However, here in the U.S. we are facing unique and daunting challenges that jeopardize our position as an economic leader. We need to get Americans back to work, boost investment in the United States, increase our global competitiveness and inject certainty into our economy.
While there are many contributing factors to the challenges we face as a Nation, one area we need to address is modernizing the U.S. corporate tax system. The last time the corporate tax code was modernized was in 1986, the same year a little start-up called Microsoft went public. Think about how much the world has changed since then. Our antiquated and overly complicated tax system is broken. And it is putting American workers and businesses at a severe competitive disadvantage. Our policies must reflect the new realities of the global marketplace

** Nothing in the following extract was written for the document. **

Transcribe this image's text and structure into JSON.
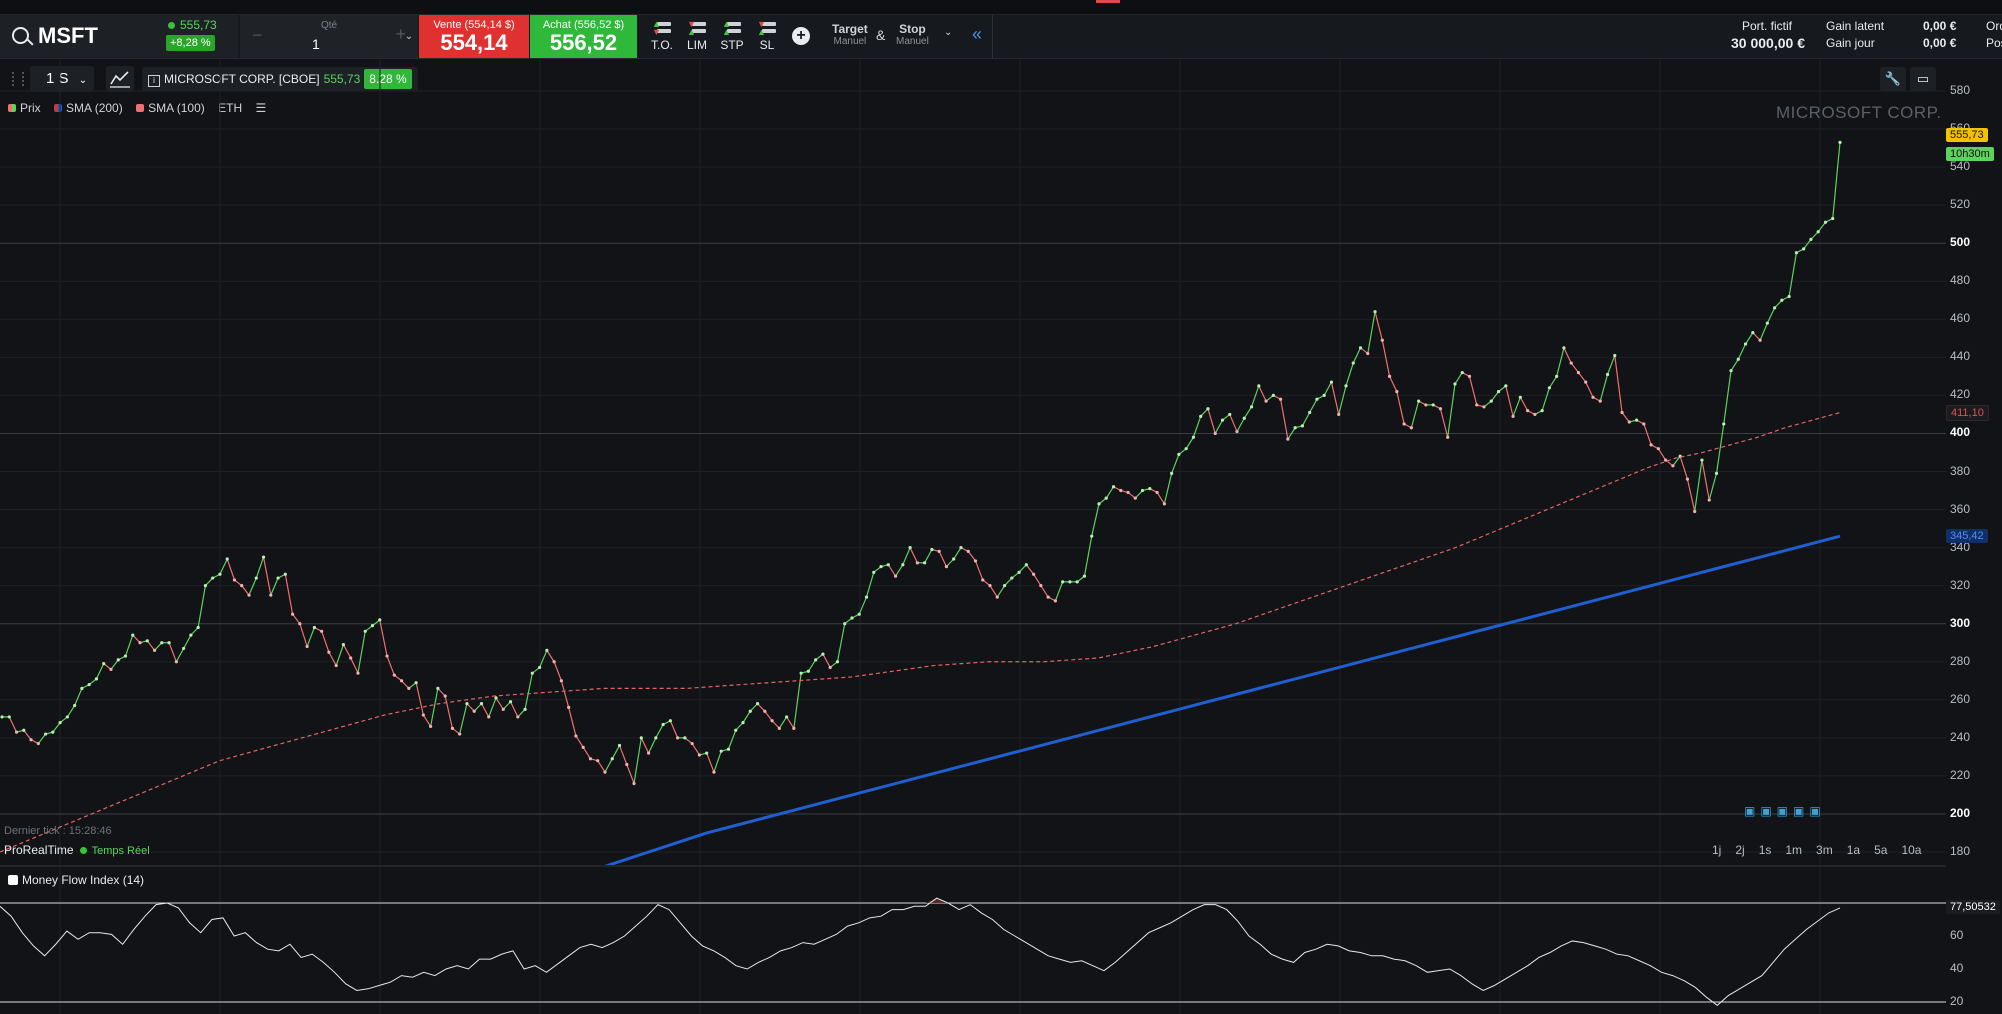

First, the U.S. has the one of the highest corporate tax rates in the world. Our global competitors are subject to significantly lower tax rates, which give them more flexibility to invest and operate their businesses. This comes at time when we are seeing global competition like never before. On one side, emerging new competitors are aggressive and driving change with a low-cost and highly-skilled labor force. On the other side, developed nations have a huge focus on exports and job creation, and a competitive tax system that supports their goals. Several of these countries – such as Germany, Japan and Canada – are lowering their corporate tax to address exactly these issues.
Second, it’s no surprise that many companies such as Cisco are growing outside of the United States. That is where the world is seeing the fastest growth. In fact, 50% of Cisco’s sales are outside the U.S. This is the reality of doing business in a global economy – we sell in Mexico, we sell in Germany, we sell in China – and we pay taxes locally on those earnings. However if we decide to bring the foreign earnings back to the United States, we are taxed again by our government at a remarkably high rate. Many of our global competitors do not face this same double taxation. And the demand for technology overseas will keep growing substantially beyond our borders – in fact, IDC estimates that 71% of total information and communications technology spending will be outside the United States by 2014. That is only three years from now.
Together, these tax policies hinder investment in the U.S. and prevent American companies from growing stronger at home. Ultimately, they negatively impact our economic growth and our competitiveness as a nation. Unfortunately, despite political support from both sides of the aisle, long-term, comprehensive reform could take years to enact. The U.S. economy and our workers cannot afford to wait. We need action now to promote investment in the economy and create jobs.
That is why Cisco and other leading U.S. companies are advocating the temporary elimination of the double tax on foreign earnings. More than $1 trillion dollars of US foreign earnings are trapped overseas. That money would be an instant transfusion into the US economy – and this is money that’s already been printed. These funds could be used to add jobs, boost R&D and build new facilities in this country. Without a temporary elimination of this double tax, the money simply won’t come back to our country.
If we want to reclaim our global leadership with an economy that drives US job growth and investment, America needs to be the most attractive place in the world to headquarter a company. The world has changed dramatically since our tax system was last reformed 25 years ago. American workers will benefit if American companies can successfully compete in this new world. And the time to act is now.
Tags: competitiveness, corporate tax reform, repatriation